▶ [Data supplied]:
*** Block opens ***

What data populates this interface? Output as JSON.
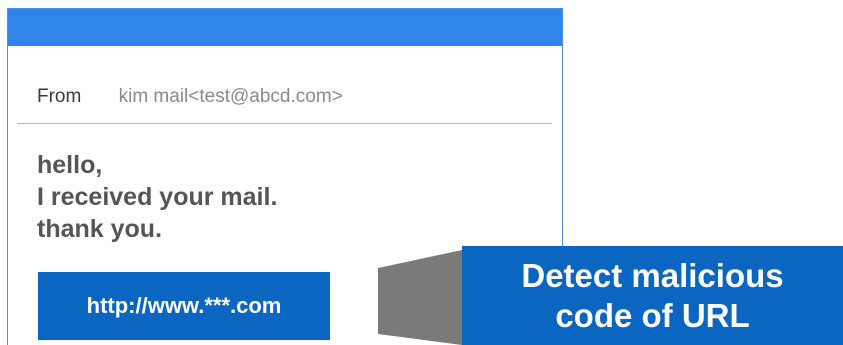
{
  "mail": {
    "from_label": "From",
    "from_value": "kim mail<test@abcd.com>",
    "body_lines": [
      "hello,",
      "I received your mail.",
      "thank you."
    ],
    "link_text": "http://www.***.com"
  },
  "callout": {
    "lines": [
      "Detect malicious",
      "code of URL"
    ]
  },
  "colors": {
    "titlebar": "#2f86e8",
    "accent": "#0b66c2",
    "callout_connector": "#7a7a7a"
  }
}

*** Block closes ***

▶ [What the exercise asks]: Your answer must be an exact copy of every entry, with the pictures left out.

▶ [Expected answer]:
What data populates this interface? Output as JSON.
{
  "mail": {
    "from_label": "From",
    "from_value": "kim mail<test@abcd.com>",
    "body_lines": [
      "hello,",
      "I received your mail.",
      "thank you."
    ],
    "link_text": "http://www.***.com"
  },
  "callout": {
    "lines": [
      "Detect malicious",
      "code of URL"
    ]
  },
  "colors": {
    "titlebar": "#2f86e8",
    "accent": "#0b66c2",
    "callout_connector": "#7a7a7a"
  }
}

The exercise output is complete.